→ **ASSIGNMENT**: Every line in the records below with the string "view" is to be copied out.
[Start of Attachment]
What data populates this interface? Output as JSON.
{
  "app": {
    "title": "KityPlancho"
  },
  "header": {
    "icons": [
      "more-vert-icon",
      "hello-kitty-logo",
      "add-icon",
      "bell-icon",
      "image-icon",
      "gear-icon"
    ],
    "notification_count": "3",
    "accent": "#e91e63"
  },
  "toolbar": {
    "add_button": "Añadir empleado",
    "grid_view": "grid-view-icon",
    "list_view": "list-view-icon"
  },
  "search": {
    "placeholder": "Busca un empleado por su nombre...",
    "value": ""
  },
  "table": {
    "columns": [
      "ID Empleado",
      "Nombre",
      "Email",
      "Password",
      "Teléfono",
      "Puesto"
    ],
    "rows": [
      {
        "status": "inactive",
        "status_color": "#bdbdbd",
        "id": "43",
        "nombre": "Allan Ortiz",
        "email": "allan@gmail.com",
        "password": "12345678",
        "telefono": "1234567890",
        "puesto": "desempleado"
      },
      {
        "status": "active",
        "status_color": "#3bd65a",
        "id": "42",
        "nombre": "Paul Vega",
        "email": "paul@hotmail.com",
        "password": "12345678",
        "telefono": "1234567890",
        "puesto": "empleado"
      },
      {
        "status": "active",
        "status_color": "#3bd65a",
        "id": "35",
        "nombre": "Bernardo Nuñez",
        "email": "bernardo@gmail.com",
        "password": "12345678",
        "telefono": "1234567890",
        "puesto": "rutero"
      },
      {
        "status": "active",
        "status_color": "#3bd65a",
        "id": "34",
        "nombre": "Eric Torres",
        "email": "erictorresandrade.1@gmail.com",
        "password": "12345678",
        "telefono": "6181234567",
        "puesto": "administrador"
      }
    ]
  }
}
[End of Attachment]
→ **ANSWER FOR THIS EXERCISE**:
    "grid_view": "grid-view-icon",
    "list_view": "list-view-icon"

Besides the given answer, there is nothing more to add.